The weather here has been brutal in the past few weeks. We have gotten 21 inches of snow this month and one night it got down to -19. It is not the greatest weather to go birding in so I haven't been out much. Despite this I have been watching the feeders from time to time. Pine Siskins have been showing up lately and I am still watching for the Common Redpoll I had as a visitor in November. I don't have anymore to write about so I am done with this post.

December 8, 2008

Feeder Visitor Photos

I headed out this afternoon to get some pictures of the birds that were visiting our feeders. I took a chair and sat in it until the birds came in after getting used to me being there. Eventually they came in and I got some nice photos. A flock of Pine Siskins invaded our feeding stations for a while and they were very cooperative.A few Harris's Sparrows came in to and fed on the ground near the feeder adding to the fun.

December 7, 2008

Black Scoter and more...

Today at noon I went online and read that a Lesser Back-backed Gull and a Black Scoter were at a dam near Yankton, SD just a couple hours before the post came out. Both of these species would be life birds for me so after talking to my mom she decided to drive me up there. We packed up and were on the road in about ten minutes. About an hour and a half later we were at the dam. I began scoping the half-frozen lake for the gull with no success. Many Ring-billed and Herring Gulls were out on the ice, but no black-backed. I saw some waterfowl above the dam such as Common Goldeneye and Common Merganser as well as a young Bald Eagle that was trying to make a meal out of one of them. After a long time of searching I went below the dam to look. We came across another birder who had no luck of seeing the gull either. We decided to look along the river for the scoter since it looked like the gull wasn't going to be found. A few moments later the other birder came back and told us that he had found the Black Scoter. My mom and I went to where he said it was and found it right away. Since the bird appeared to be closer to the other side we went over there and got some photos of it. We went home satisfied, even though the gull eluded us.

December 2, 2008

Injured Pelican

Today in the local newspaper was a story about an injured American White Pelican that was found at a local park. The pelican has a nasty tear on the bottom of the bill, presumably preventing it from eating. I went out to the park this afternoon to go get some photos of it while it was still there. I got within 20 feet and it didn't seen to mind me as it stayed asleep for some time before it finally woke up. After a while of photo taking I finally got some nice ones. The cattails made it hard to take photos and most of the time he was asleep so it was a challenge to get a photo of the bill because it was tucked away out of sight. Despite the efforts of animal control the bird is still out there although they have been trying to capture him for a couple days now. Below is a close up of the bill which clearly shows the tear.

December 1, 2008

Screech Owl

Late this afternoon while taking my dogs outside I spotted an Eastern Screech-Owl sitting rather low in a tree near our house.
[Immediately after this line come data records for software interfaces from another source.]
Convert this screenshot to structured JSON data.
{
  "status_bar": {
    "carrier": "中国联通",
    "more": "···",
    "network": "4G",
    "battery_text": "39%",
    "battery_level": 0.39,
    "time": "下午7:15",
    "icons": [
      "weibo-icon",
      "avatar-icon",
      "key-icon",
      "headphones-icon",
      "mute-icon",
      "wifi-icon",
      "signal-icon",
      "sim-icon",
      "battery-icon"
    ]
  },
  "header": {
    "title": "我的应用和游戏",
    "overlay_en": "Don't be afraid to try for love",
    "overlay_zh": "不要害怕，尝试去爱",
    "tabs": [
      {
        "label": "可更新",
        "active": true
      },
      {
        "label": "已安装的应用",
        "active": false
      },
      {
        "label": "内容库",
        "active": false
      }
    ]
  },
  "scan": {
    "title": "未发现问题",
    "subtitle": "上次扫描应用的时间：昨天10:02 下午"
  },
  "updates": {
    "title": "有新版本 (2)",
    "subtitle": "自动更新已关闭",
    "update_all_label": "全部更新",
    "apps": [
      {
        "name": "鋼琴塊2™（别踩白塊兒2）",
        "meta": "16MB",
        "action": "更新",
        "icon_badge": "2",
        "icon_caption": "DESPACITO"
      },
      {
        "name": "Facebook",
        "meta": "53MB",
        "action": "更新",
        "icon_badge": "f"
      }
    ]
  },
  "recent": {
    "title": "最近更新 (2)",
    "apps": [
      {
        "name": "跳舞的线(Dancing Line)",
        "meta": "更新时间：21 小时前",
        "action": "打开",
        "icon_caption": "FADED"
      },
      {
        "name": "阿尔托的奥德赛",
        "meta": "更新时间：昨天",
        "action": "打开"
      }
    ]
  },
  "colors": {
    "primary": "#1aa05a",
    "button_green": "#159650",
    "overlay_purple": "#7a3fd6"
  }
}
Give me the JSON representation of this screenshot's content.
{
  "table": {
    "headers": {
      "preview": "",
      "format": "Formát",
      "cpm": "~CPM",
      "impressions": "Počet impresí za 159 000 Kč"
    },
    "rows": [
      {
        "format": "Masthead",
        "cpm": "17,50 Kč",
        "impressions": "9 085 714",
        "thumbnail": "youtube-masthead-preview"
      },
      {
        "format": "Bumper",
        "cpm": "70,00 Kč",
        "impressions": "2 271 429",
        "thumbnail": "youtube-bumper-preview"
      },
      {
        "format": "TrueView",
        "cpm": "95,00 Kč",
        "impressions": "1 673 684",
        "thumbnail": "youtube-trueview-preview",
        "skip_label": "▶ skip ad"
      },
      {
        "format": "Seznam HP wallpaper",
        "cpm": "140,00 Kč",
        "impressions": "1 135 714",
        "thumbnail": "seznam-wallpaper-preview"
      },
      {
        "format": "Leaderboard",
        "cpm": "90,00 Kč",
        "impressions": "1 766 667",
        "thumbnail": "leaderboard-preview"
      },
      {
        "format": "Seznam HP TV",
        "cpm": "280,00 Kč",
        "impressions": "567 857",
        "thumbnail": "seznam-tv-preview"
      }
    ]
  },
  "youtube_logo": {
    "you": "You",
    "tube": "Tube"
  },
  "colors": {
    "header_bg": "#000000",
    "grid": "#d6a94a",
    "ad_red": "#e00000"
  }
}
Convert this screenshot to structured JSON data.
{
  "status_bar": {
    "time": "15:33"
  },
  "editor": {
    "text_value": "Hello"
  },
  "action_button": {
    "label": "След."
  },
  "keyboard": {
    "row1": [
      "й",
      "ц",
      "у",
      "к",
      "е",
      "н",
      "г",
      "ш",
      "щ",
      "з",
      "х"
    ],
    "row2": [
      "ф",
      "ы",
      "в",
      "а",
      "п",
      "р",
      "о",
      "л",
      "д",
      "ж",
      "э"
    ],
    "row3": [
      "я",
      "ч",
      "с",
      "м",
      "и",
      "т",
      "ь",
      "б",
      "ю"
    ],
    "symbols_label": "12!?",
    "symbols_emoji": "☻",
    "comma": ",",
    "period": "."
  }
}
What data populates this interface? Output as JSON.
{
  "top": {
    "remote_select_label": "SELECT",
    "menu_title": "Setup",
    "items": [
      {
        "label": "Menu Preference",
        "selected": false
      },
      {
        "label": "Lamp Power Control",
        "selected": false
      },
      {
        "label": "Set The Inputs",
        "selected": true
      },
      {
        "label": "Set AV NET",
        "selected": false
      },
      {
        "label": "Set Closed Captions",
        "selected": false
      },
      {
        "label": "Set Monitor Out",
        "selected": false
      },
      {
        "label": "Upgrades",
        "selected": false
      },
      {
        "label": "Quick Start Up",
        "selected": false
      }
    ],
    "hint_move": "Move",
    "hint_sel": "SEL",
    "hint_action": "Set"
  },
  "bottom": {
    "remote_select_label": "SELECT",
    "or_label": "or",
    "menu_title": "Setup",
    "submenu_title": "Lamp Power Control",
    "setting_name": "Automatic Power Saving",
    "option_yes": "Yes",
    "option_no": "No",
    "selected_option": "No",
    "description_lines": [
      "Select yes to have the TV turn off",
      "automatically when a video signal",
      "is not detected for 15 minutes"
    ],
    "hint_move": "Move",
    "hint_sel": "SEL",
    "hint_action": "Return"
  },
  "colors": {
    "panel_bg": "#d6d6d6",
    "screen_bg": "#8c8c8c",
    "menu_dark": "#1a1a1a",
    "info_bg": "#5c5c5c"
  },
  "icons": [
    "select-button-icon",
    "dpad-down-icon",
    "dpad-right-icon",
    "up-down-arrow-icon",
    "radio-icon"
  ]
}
I went inside as soon as I spotted it to get my camera and quickly made my way back outside. He was still perched in the tree and allowed close approach. I got lots of photos of him and he was very cooperative and even stuck around for my parents. The cold air and breezy conditions made my fingers numb while I was taking the pictures. I couldn't even feel them at all and I had a hard time using them after a while because the were so cold. This was a nice end to the rather boring day I had. When it got dark he eventually flew off looking for a new place to hunt. Hopefully he will stick around to nest next spring.